Having said that there may be a cheap safe way to do what you want. My boss dives with a rebreather, that contains a can of granulated sodium hydroxide to scrub out CO[sub]2[/sub] so he can rebreathe the gas he’s already breathed. (Oxygen is trickled into the mix to replace that which you’ve consumed.) He says that if you just breathe through the scrubber into a bag, rebreathing the same air over and over again and scrubbing out the CO[sub]2[/sub], you can pass out from hypoxia as the oxygen level drops, without any significant discomfort.

If you had a mouthpiece with two tubes, one going to a-scrubber-and bag, the other going to the open air, you could reduce the concentration of oxygen in the air you were breathing. For example, if the tube diameters were such that 75% of your inhalation/exhalation was to the open air and the rest through the scrubber, then you’d get down to about 15%. You’d have to fiddle with tube diameters and capture your exhalation as bubbles in inverted bottles of water to get your flow ratios right, but after that you’d be set. The scrubber itself you could get from a dive supply shop. They could probably give you a lot of advice as well.

gbrohman’s suggestion of breathing through a long tube is correct in that you will partially be rebreathing your own exhalation, which will be lower in oxygen. But you will also be rebreathing your own CO[sub]2[/sub], which is not desirable when you’re training. However, breathing through a scrubber with a long tube at the end of it would work, but it would be hard to control the levels.

On second thoughts, you can’t work out the percentage oxygen you’d be getting using gas flow volumes alone, using the scheme I outlined above. The assumption that the air cycling through the scrubber is completely oxygen depleted is not valid.

You’d need some kind of oxygen meter on your face mask/mouthpiece, and a pair of adjustable valves on the pipes going to the scrubber-and-bag and the open air to get the oxygen level you want. Which might be more trouble than its worth.

I still recommend talking to some divers who use rebreather kits - oxygen sensors are integral to their equipment. And if you have a go and make it work, you could put it on the market in competition with the expensive kits and make a fortune. If that happens you owe me a beer!

The dust filtration mask works very well, it has an inhalation check valve to completely dump dump the exhaled breath. Also I do double up on the filters just prior to leaving for Colorado. May people tell me they have trouble with breathing when they get into higher altitudes. I never experienced that. I just happen to train on the dusty primary ore conveyors where i work during break time and ta-da I was conditioning myself for altitudes also.

Okay, thanks for advice. Will look into dive shop possibilities for oxygen concentration monitors.
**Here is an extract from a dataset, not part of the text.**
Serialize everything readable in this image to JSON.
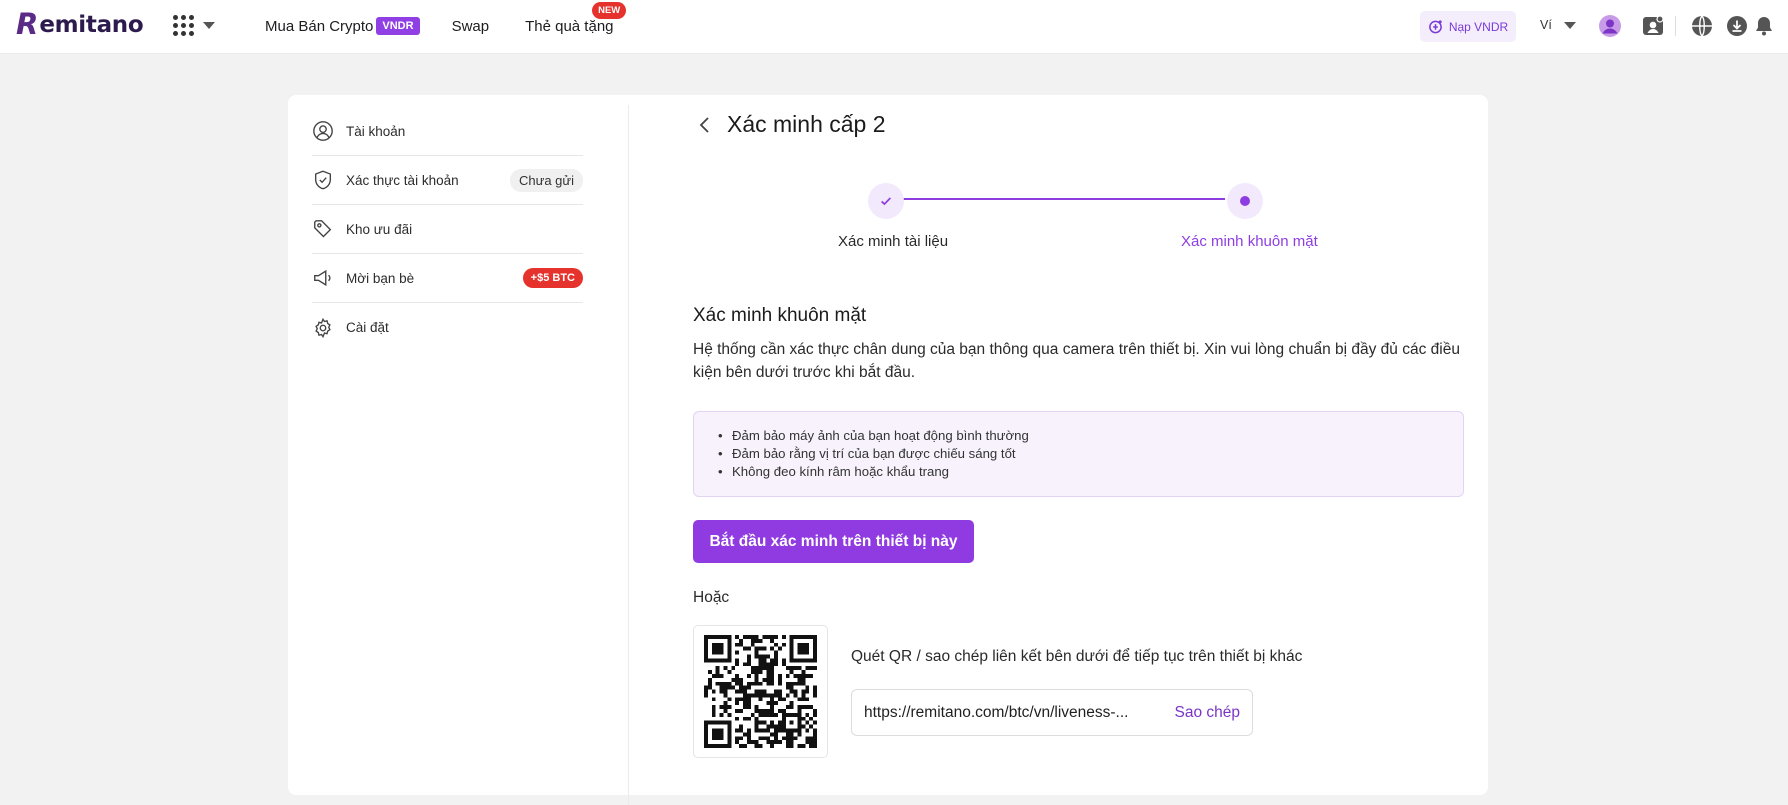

The other deal, though, is that these other hypoxic people sell O2 meters for just a couple hundred bucks.

At any rate, I think that I found some pretty cheap solid state, no electronics nitrogen-generators that simply use an air compressor and a semi-permeable membrane that lets everything but nitrogen through and then passes the compressed nitrogen on through flow regulators. They use them to fill up tires on trucks to maintain tire life, so I figure, how expensive can they be?

At any rate, I am guessing that this can be done pretty economically if the solid-state membranes work out.

Again, thanks.

Yes, beer is owed all around if this works out.